By Alanna Rizza
The Ryerson Students’ Union (RSU) has completed a report evaluating the effectiveness of the services provided by the Canadian Federation of Students (CFS). The report also includes the history of the relationship between the RSU and the CFS, the controversies between the two organizations and the cost of the RSU’s membership with the CFS.
“[I’m] happy with the report, we (the RSU) wanted a very fact-based report and that’s what we delivered,” said RSU vice president education, Victoria Morton.
The CFS report committee included RSU president Obaid Ullah, vice president education Victoria Morton and Faculty of Arts director, Daniel Lis.
The report was completed after a motion was passed at the RSU’s board of directors meeting on April 26.. The RSU pays an annual levy of about $475,000 to the CFS, which provides Ryerson with various services and represents the university on a national scale.
The RSU has been involved with the CFS since 1982.
According to Morton, the purpose of the report was to educate Ryerson students about what the CFS does for the university.
The report states that the RSU has concerns with the CFS not taking meeting minutes (notes) during official meetings and not making them available to the general public. In the past, legal battles between student unions and the CFS have ensued as a result. In 2008, Cape Breton University Students’ Union declared themselves bankrupt after losing a seven year legal battle with the CFS. The petition to leave was denied by the CFS, even though over 90 per cent of students were in favour.
“I’m now hoping [the report] will also serve as an opportunity for self-reflection for the CFS resulting in improvements,” Morton said.
The CFS has supported past RSU campaigns, including the push to make Gould Street a pedestrian only area in 2011, splitting tuition fee payments into two installments to coordinate with OSAP disbursements and, in 2006, the CFS put forth a provincial-wide report analyzing the experiences of students facing Islamophobia, which led to more multi-faith spaces and increased efforts for more halal food options on campus.
The report also notes that since the CFS originated in 1982, it has been fighting for lower tuition fees. However, there is no evidence that the CFS has influenced tuition fees, according to the report.
To leave the CFS, a petition must be initiated by a student other than a student union member. It must have 20 per cent of student union members’ signatures. A counter petition may also circulate and there has to be a referendum vote for the student union membership.

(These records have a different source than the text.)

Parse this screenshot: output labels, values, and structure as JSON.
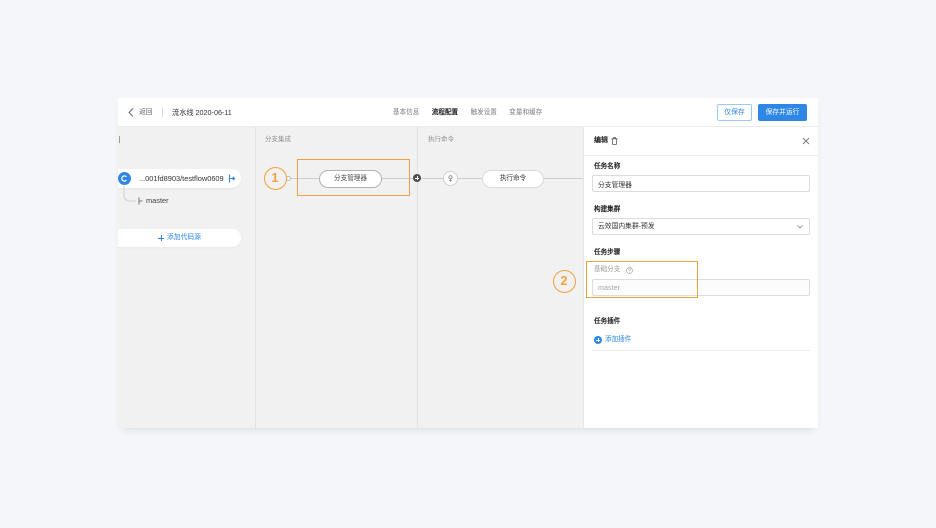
{
  "header": {
    "back_label": "返回",
    "pipeline_name": "流水线 2020-06-11",
    "tabs": [
      {
        "label": "基本信息",
        "active": false
      },
      {
        "label": "流程配置",
        "active": true
      },
      {
        "label": "触发设置",
        "active": false
      },
      {
        "label": "变量和缓存",
        "active": false
      }
    ],
    "save_label": "仅保存",
    "save_run_label": "保存并运行"
  },
  "pipeline": {
    "source": {
      "repo": "...001fd8903/testflow0609",
      "branch": "master",
      "add_source_label": "添加代码源"
    },
    "stages": [
      {
        "title": "分支集成",
        "jobs": [
          {
            "name": "分支管理器",
            "selected": true
          }
        ]
      },
      {
        "title": "执行命令",
        "jobs": [
          {
            "name": "执行命令",
            "selected": false
          }
        ]
      }
    ]
  },
  "editor": {
    "title": "编辑",
    "task_name": {
      "label": "任务名称",
      "value": "分支管理器"
    },
    "build_cluster": {
      "label": "构建集群",
      "value": "云效国内集群-预发"
    },
    "task_steps": {
      "label": "任务步骤",
      "base_branch": {
        "label": "基础分支",
        "placeholder": "master"
      }
    },
    "task_plugins": {
      "label": "任务插件",
      "add_label": "添加插件"
    }
  },
  "callouts": [
    {
      "label": "1"
    },
    {
      "label": "2"
    }
  ],
  "icons": {
    "back": "chevron-left-icon",
    "source": "code-repo-icon",
    "trigger": "branch-trigger-icon",
    "branch": "branch-icon",
    "add": "plus-icon",
    "add_stage": "add-stage-icon",
    "node": "pin-icon",
    "delete": "trash-icon",
    "close": "close-icon",
    "dropdown": "chevron-down-icon",
    "help": "help-icon"
  },
  "colors": {
    "accent": "#2f87e5",
    "callout": "#f0a13d",
    "page_background": "#f4f6fa",
    "canvas": "#f1f1f1"
  }
}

In response to the report, CFS-Ontario Spokesperson Rajean Hoilett said, “It is not the intention or priority of Federation’s elected representatives and leadership to initiate any legal action with members moving forward. At this point in time, it is important to note that all legal cases that have been initiated by or against the Federation within the last decade have been resolved in the recent past.”
Ullah said he hopes for a more positive relationship with the CFS, but no matter how students want to move forward, the RSU will support them.

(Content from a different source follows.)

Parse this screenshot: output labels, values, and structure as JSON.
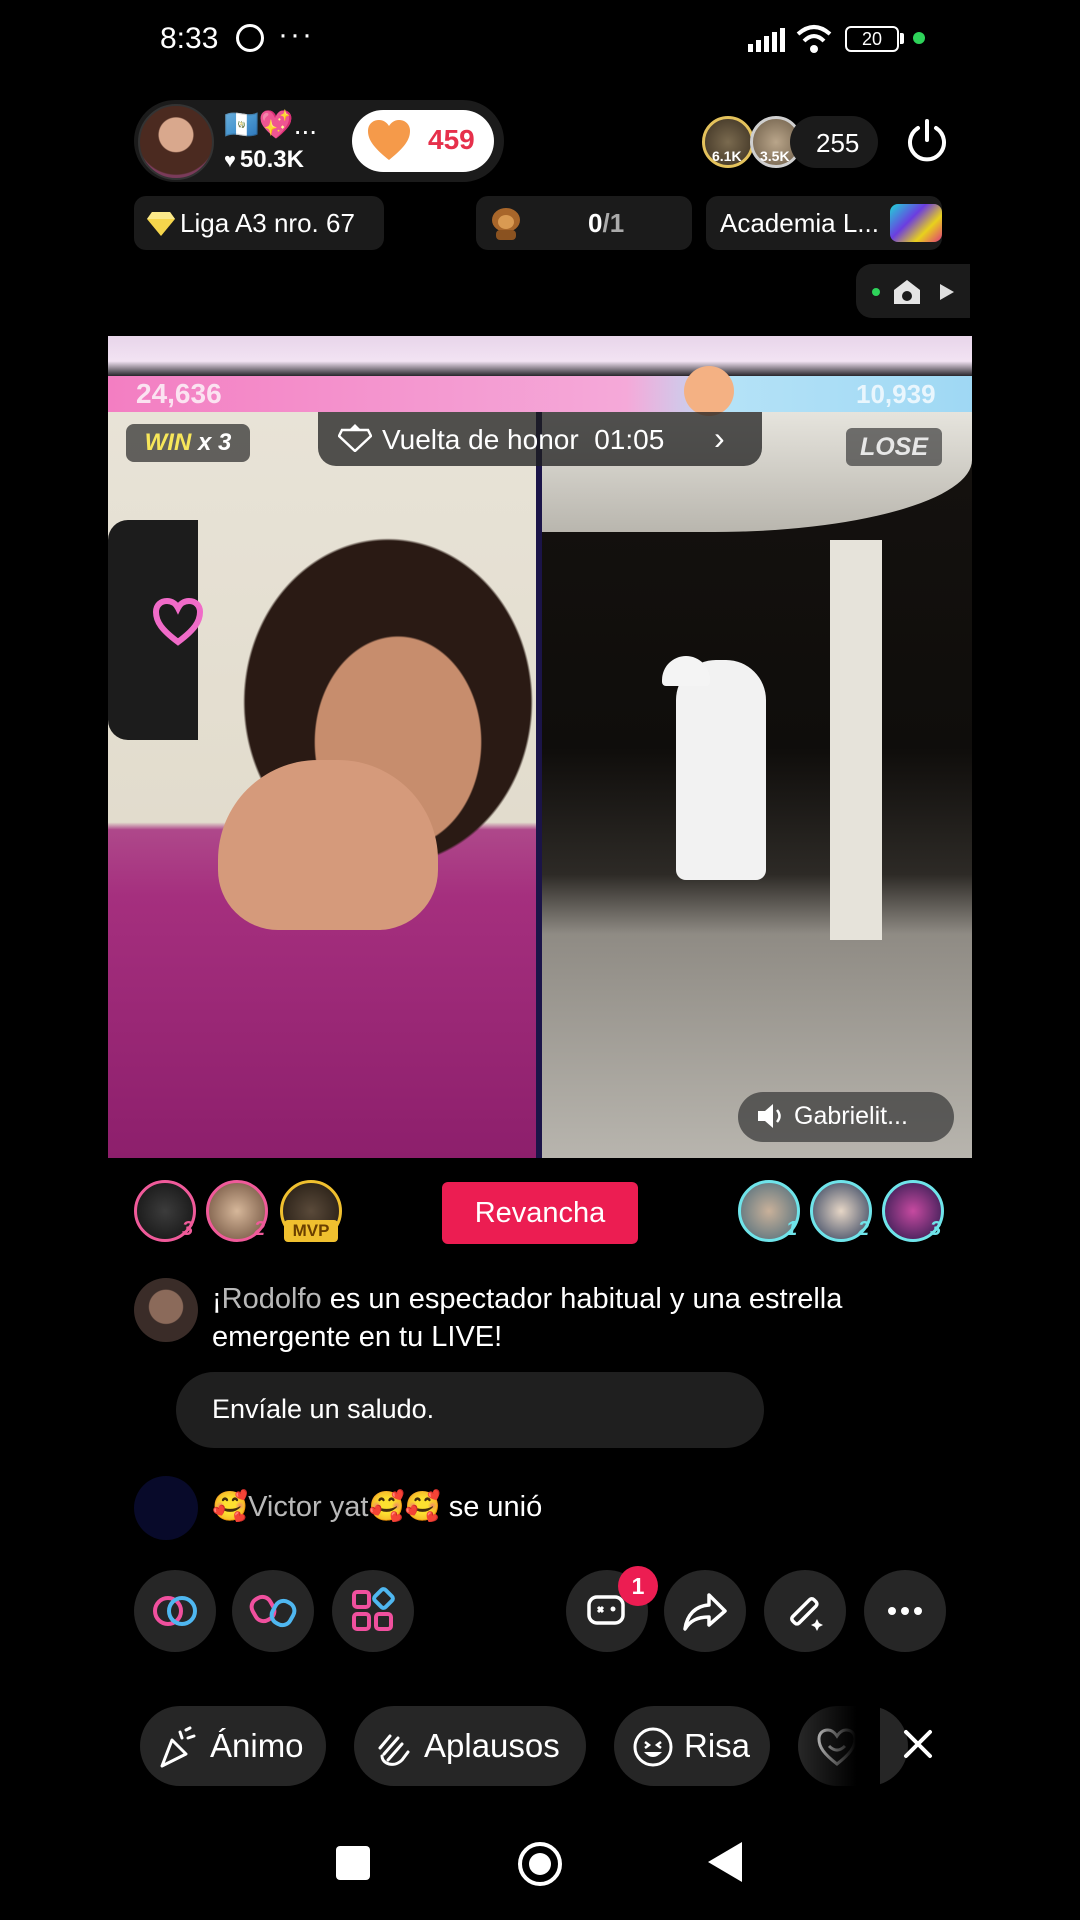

“I just want students to be more aware of what is going on, I want students to be more informed. Every student is a member of the CFS and they have a right to know about that involvement and what that entails.”